And that's where the American colonel has made his basic, critical and unforgivable mistake – he doesn't understand his “mission". He is, in fact, sadly confused and has made one up. Imbued with the idea that the US is still the dominant power in the world, he apparently thinks it dictate the peace it wants. Many other people make the same mistake. They're wrong. The American Empire remains powerful but, as the last decade has proved, it can no longer dictate the way the world will work.

The mission today has nothing to do with beating the Taliban. It's all about Al Qaeda. All we want to do is get out as quickly as we can while hoping that the corrupt, dysfunctional regime in Kabul collapses with as little dust as possible.

And we’re beginning to achieve this drastically lowered objective. Strategist Claude Rakisits from Deakin University gave a lecture to the Australian Institute of International Affairs where he insisted the “military offensives have significantly decreased the insurgent space.” But Rakisits makes another critical point. “There won’t be a military answer in Afghanistan. Negotiations are vital, he says, “and this means including all the players. Pakistan, in particular, is crucial and must be engaged as a full and ongoing partner in the peace process. We went into Afghanistan to destroy Al Quaeda and now we’ve ended up fighting the Taliban.”

Not everyone understands this. That's why a couple of months ago we had the idiocy of US airstrikes on the border. Or the lunacy of firefights between undeclared CIA agents in Karachi who felt free to blast away at Pakistani agents in a busy street. The weird gullibility of the Americans groping to make contact with ‘moderates’ in the hope of doing a deal that somehow excludes the insurgents who are actually fighting this war.

Whatever results from bringing the killing to a stop won't be pretty. But it will be better than the way things are today.

Those who object to cutting a deal, like the US military officers who want to continue the fight, are living in a la-la world of make-believe. For a start, there's virtually nothing worth defending in the corrupt regime that supposedly administers Afghanistan. Secondly, although Pakistan’s hands aren't clean and there are highly objectionable elements within that country that are supporting the insurgency, we need to find peace. Islamabad wants peace as well. It's time for pragmatism. This means it's time to make a deal.

China has adopted this approach and it’s now locking in important resources contracts with people in Afghanistan. Everything has its price. Even the local warlords are for hire; it's just a matter of bargaining to get an agreed fare. It simply requires the right mindset.
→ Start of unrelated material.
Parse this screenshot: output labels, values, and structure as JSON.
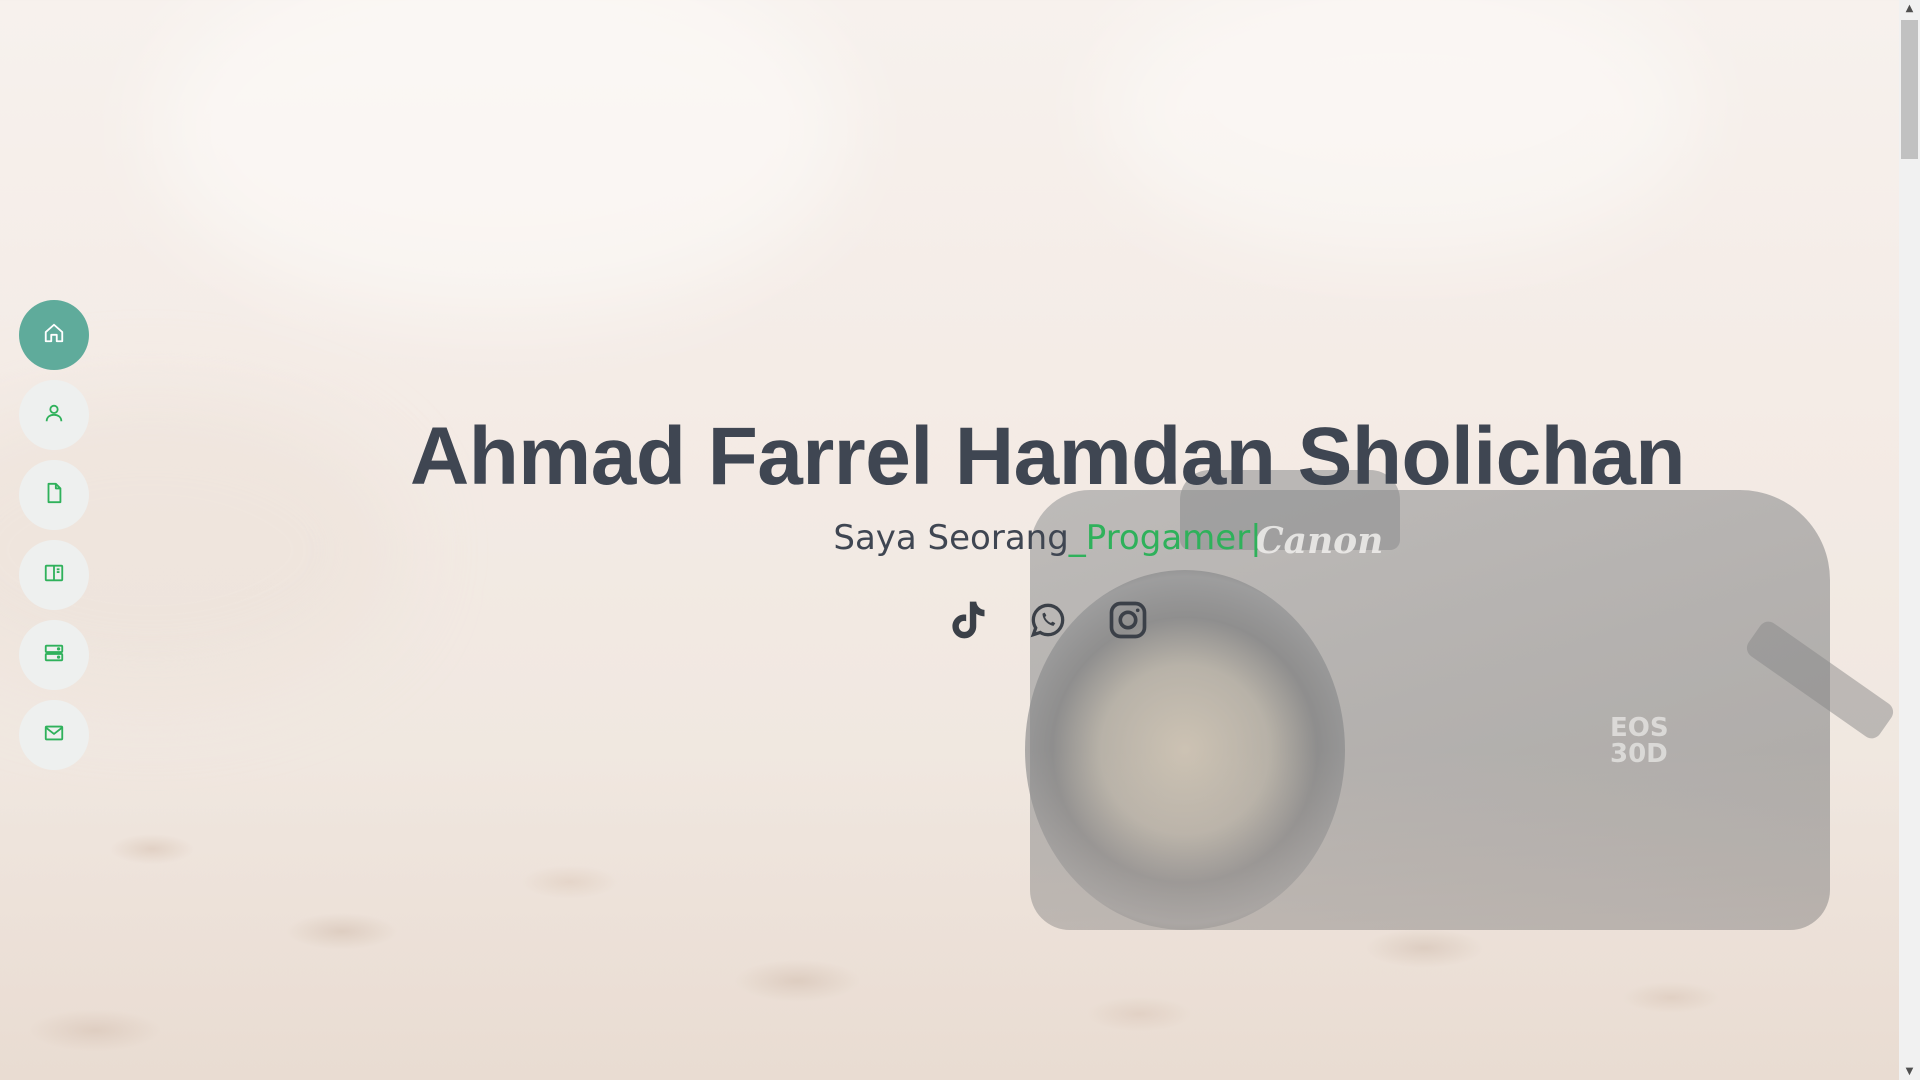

The frustrated US colonel discovered – it seems to have come as a surprise to him – that Afghan soldiers don't want to die. He thought they should be motivated enough to charge the enemy. They aren't. No Afghan is going to sacrifice their life to achieve American objectives. It's difficult to see why Australians should die while Washington gropes its way towards negotiations. A peace has to be brokered – the sooner the better.

No one, you notice, is talking about winning. Apart from a few deluded people who don't, or won't understand the reality on the ground. While we were cycling through the different versions of counterinsurgency campaigning it became obvious that the cost of victory is too great. Let's put this war to bed.

Our politicians aren't dealing with the truth. Julia Gillard proclaims we'll be there till 2020 while Tony Abbott spends his time dressing up and running round in bomb-disposal uniforms so that no one can ask him hard questions that he knows he can't answer. The reality is Australia's strategy is to wait until America finds a way out.

1 comment:

  1. Nick its long been a thought that in addition to your undoubted journalistic skills (and former military career leading a troop of APCs) you would have made a formidable foreign affairs/defence ministerial adviser. A lot more sense in your column than all the media conferences held by the current Federal Government on this topic.